Saturday, July 7, 2012

An Australian, a Finn and Three Americans walk into a cave....

Yesterday was the big adventure to the Lascaux Caves, in the South of France. The caves are home to 17,000 year old paintings in a state of near-perfect preservation!

The only problem is that Lascaux is inaccessible via public transport, and to get there we needed to make this journey.....

right across France......

a car......

...where the steering wheel is on the wrong side of the car, 
the gears are on the wrong side of the car, 
the clutch and accelerator are on the wrong side of the car
.....and everyone drives on the wrong side of the road!

Not to mention that most of the driving was on roads that looked like this...

and this...

and this.....

 With five girls in the car, it was really only a matter of time before someone needed a toilet stop.

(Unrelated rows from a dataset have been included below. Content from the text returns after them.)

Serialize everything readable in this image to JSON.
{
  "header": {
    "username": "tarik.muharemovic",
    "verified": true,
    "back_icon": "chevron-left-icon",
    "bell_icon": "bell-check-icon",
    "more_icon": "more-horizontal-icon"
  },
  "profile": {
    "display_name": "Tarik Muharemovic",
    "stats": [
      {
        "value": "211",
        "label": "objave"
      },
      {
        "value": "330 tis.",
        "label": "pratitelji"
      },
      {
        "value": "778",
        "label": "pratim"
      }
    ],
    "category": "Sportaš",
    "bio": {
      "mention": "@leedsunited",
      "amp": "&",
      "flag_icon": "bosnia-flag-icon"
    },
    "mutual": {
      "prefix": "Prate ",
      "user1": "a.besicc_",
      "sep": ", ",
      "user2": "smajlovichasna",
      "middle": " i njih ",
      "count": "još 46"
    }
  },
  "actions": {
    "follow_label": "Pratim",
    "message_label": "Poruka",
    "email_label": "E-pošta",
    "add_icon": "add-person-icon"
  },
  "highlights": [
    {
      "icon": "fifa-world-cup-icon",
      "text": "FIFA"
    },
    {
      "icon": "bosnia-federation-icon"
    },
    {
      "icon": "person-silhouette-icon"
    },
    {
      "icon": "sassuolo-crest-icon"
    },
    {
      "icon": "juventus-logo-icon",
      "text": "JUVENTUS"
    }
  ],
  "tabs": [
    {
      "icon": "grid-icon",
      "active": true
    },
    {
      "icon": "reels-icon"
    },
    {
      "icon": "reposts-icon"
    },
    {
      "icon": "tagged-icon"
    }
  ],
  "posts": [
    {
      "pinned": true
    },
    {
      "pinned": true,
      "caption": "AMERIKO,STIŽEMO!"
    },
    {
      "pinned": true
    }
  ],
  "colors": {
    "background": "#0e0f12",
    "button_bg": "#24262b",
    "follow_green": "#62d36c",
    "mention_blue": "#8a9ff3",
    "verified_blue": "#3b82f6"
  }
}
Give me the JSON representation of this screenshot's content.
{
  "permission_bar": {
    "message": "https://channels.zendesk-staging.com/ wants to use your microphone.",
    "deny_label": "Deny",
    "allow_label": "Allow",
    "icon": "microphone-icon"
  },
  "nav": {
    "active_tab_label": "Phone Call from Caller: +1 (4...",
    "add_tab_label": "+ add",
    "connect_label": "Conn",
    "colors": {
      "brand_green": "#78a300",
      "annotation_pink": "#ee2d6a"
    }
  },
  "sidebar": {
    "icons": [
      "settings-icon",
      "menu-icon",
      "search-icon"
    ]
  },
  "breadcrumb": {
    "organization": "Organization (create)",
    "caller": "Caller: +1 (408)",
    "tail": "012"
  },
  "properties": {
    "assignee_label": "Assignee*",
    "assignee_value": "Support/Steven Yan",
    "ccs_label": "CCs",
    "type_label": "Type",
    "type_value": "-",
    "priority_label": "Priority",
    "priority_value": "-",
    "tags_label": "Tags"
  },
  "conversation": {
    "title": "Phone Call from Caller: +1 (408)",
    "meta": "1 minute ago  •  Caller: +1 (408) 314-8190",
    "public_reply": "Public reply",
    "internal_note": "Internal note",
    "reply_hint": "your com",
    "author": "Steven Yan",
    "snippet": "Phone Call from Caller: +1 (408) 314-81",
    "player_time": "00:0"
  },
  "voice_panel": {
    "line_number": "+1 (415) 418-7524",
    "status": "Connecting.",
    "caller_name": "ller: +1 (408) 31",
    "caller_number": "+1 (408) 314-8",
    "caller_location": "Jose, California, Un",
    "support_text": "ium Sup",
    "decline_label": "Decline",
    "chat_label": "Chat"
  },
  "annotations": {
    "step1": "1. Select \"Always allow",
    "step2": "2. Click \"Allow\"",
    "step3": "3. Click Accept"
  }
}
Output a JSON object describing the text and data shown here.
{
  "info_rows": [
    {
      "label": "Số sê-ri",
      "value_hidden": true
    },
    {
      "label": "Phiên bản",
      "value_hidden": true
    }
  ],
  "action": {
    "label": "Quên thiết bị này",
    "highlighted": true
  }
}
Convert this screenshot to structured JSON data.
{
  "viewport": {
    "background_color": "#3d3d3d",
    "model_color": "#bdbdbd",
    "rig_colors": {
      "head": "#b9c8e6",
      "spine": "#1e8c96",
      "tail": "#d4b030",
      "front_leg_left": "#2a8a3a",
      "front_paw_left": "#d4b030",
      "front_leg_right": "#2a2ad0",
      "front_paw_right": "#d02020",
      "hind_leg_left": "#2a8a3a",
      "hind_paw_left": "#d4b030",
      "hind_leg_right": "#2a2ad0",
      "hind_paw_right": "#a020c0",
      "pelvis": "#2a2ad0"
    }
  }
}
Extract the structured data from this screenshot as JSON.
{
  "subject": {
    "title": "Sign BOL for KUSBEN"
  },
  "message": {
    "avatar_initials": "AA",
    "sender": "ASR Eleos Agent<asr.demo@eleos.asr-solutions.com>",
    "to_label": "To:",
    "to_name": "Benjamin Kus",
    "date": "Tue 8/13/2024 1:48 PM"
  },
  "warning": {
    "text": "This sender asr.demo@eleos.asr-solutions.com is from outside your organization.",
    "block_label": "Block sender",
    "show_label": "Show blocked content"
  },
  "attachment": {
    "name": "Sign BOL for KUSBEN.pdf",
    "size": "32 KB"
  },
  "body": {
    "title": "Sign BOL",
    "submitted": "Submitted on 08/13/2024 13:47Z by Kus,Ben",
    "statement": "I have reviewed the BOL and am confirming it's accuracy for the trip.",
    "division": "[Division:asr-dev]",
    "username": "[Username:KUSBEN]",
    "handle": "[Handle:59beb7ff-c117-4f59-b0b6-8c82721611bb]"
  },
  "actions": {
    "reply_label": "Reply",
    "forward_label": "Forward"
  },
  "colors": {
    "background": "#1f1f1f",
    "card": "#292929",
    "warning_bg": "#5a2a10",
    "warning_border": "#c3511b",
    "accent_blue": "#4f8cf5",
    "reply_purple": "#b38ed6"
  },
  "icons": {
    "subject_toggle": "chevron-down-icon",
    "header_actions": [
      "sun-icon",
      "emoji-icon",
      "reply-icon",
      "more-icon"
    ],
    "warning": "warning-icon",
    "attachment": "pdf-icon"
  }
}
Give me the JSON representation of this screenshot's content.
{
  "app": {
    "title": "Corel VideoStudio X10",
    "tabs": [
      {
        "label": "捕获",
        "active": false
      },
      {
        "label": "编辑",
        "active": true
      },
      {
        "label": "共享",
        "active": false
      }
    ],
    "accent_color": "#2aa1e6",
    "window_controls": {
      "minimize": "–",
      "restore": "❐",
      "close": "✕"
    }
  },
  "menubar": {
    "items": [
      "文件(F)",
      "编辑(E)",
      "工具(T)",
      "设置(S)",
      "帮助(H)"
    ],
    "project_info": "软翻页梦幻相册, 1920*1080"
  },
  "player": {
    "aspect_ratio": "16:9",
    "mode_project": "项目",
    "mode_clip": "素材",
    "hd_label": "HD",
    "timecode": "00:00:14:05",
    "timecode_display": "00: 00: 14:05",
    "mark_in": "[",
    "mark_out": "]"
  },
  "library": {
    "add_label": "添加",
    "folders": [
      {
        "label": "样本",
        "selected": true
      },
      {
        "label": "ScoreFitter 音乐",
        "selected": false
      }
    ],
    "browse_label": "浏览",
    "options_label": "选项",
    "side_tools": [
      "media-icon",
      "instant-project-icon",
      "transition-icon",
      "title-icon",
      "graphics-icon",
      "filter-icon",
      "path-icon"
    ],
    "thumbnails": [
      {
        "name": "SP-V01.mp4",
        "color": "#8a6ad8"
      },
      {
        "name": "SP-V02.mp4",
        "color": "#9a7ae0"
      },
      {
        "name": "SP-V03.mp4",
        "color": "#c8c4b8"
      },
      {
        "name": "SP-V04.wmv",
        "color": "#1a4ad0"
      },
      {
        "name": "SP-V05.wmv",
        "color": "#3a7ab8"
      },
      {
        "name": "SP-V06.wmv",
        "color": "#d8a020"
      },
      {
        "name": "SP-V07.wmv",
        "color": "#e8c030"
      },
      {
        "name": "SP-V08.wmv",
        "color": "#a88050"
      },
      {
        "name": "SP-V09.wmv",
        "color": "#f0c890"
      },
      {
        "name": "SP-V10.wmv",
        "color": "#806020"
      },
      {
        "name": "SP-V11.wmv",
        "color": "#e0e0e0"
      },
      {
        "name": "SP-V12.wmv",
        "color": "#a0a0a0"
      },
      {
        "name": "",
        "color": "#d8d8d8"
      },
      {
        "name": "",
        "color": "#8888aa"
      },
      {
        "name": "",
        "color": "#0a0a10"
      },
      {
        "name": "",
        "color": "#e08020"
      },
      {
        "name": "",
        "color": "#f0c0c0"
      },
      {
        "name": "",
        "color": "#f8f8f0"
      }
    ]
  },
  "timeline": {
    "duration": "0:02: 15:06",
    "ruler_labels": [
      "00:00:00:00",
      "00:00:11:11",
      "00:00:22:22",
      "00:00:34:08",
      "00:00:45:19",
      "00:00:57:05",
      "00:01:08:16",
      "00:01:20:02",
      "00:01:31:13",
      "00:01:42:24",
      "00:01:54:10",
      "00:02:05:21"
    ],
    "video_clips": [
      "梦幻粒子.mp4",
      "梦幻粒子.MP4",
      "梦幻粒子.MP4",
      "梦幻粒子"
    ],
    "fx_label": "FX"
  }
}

Of course, with infinite faith in GPS technology, I veered off the beaten track in search of a rest stop. 

We ended up in Luane. 

This is Luane. 

This is ALL of Luane. 

We bought bread and cheese and ate it with our hands!

Then we got back on the road....

Mackie and I, who were the designated mum and dad of the trip (by virtue of sitting in the front seats) had programmed the GPS to go to Lascaux, Centre-Ville. Sensible, right? 


This is Lascaux Centre-Ville. 

Not a cave in sight....

And when we programmed the GPS to the address of the Office of Tourism where you buy the tickets for the caves, which is in Montignac we realised we were still an hour and a bit away. I gave up driving at this point (after four hours) and Finnish Laura took over.

This allowed me to take some photos out the window of the super pretty country side...

When we finally arrived at Montignac we found that it was, itself a remarkably beautiful town.

Where we promptly busied ourselves eating the delicacies of the local patisserie. 

 And then we were off to the caves...

The caves were a truly amazing experience. The original caves were closed off to the public after the pigments used in the paintings started developing incurable diseases due to their exposure, after 17,000 years, to people breathing all over them!

You are however, able to see an exact replica built on the site. They were painstakingly sculpted to mimic the exact rockface of the cave, and then painted over a period of six years by a French artist. 

The result is remarkable, although because the replica is made of the same sensitive pigments, you are not able to take photos. Here are some internet happy snaps to give you a bit of an idea of what it was like: 

All of the paintings in the Lascaux Caves are of animals, including a large number of bulls, cows, ibexs and horses. At the time of the paintings all these animals were wild as argiculture and domestication were yet to be developed. 

When you walk under the ceiling, decorated with these images and the natural texture of the cave, you can't really can't help but feel a sense of awe. 

One of the most remarkable paintings is this one, the Upside Down Horse. 

It is difficult to see here, but he is painted around a bend in the cave. It is impossible to see from the front the back of the horse and from the back, the front of the horse. The painter who made it never saw his work whole or completed. 

Yet, with today's technology, we are able to look at the horse flattened and we have since found that it is the most realistic, and beautiful horse in the caves, the closest to life and the most richly detailed. 

As you can see in this happy snap, they have evidence that the painters in the caves invented a type of lamp, stencils made of animal skins and even scaffolding to complete the art. 

We had an absolutely amazing time, and it definitely made the 9 hours of driving worth it. 

However, on the way back we managed to get lost again. This time we ended up out on a long road where I tried to do a u-turn, only to find a car approaching us from behind. We had no choice but to go forward, where upon we realised that this "road" was actually a drive way and we were approaching the guy in the car behind us' house! EEK! Luckily we were able to do a u-turn near his garage and escape with no questions asked. 

This was also the moment where my rage at French roads not making any sense was interrupted by a fox and a hare darting across the road in front of me. Yes. An actual fox. And an actual hare.

A bientot!

1 comment:

Robyn said...

Isounds like fun!! It would have been the correct side for your American friends!!